### Aim of the exercise
An exact copy of the entries is needed, with every line included.

(Web page and app entries)
__________
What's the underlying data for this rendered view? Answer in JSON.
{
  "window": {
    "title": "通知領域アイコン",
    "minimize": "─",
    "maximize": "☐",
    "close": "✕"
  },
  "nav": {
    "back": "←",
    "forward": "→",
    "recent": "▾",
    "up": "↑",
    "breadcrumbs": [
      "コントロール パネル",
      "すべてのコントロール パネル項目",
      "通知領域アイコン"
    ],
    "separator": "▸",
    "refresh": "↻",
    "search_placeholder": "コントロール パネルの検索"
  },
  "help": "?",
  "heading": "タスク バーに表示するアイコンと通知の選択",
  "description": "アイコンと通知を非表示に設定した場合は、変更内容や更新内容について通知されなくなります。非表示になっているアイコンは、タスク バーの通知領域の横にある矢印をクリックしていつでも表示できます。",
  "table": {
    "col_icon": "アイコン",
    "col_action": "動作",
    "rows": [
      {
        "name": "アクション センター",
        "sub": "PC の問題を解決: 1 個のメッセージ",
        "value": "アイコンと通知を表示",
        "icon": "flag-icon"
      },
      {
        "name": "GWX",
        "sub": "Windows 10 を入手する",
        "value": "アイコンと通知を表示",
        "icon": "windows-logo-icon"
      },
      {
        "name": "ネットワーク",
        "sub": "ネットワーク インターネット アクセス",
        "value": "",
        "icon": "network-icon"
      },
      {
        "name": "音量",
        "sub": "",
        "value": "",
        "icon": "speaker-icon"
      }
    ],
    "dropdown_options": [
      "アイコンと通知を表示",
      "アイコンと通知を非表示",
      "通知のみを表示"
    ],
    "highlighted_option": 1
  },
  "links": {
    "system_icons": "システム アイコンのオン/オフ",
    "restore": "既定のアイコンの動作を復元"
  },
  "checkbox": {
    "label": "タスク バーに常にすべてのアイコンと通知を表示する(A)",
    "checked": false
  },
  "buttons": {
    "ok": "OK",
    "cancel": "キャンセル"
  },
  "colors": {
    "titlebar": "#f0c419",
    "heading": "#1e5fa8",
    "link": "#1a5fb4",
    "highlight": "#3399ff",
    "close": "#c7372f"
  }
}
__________
### Solution
What's the underlying data for this rendered view? Answer in JSON.
{
  "window": {
    "title": "通知領域アイコン",
    "minimize": "─",
    "maximize": "☐",
    "close": "✕"
  },
  "nav": {
    "back": "←",
    "forward": "→",
    "recent": "▾",
    "up": "↑",
    "breadcrumbs": [
      "コントロール パネル",
      "すべてのコントロール パネル項目",
      "通知領域アイコン"
    ],
    "separator": "▸",
    "refresh": "↻",
    "search_placeholder": "コントロール パネルの検索"
  },
  "help": "?",
  "heading": "タスク バーに表示するアイコンと通知の選択",
  "description": "アイコンと通知を非表示に設定した場合は、変更内容や更新内容について通知されなくなります。非表示になっているアイコンは、タスク バーの通知領域の横にある矢印をクリックしていつでも表示できます。",
  "table": {
    "col_icon": "アイコン",
    "col_action": "動作",
    "rows": [
      {
        "name": "アクション センター",
        "sub": "PC の問題を解決: 1 個のメッセージ",
        "value": "アイコンと通知を表示",
        "icon": "flag-icon"
      },
      {
        "name": "GWX",
        "sub": "Windows 10 を入手する",
        "value": "アイコンと通知を表示",
        "icon": "windows-logo-icon"
      },
      {
        "name": "ネットワーク",
        "sub": "ネットワーク インターネット アクセス",
        "value": "",
        "icon": "network-icon"
      },
      {
        "name": "音量",
        "sub": "",
        "value": "",
        "icon": "speaker-icon"
      }
    ],
    "dropdown_options": [
      "アイコンと通知を表示",
      "アイコンと通知を非表示",
      "通知のみを表示"
    ],
    "highlighted_option": 1
  },
  "links": {
    "system_icons": "システム アイコンのオン/オフ",
    "restore": "既定のアイコンの動作を復元"
  },
  "checkbox": {
    "label": "タスク バーに常にすべてのアイコンと通知を表示する(A)",
    "checked": false
  },
  "buttons": {
    "ok": "OK",
    "cancel": "キャンセル"
  },
  "colors": {
    "titlebar": "#f0c419",
    "heading": "#1e5fa8",
    "link": "#1a5fb4",
    "highlight": "#3399ff",
    "close": "#c7372f"
  }
}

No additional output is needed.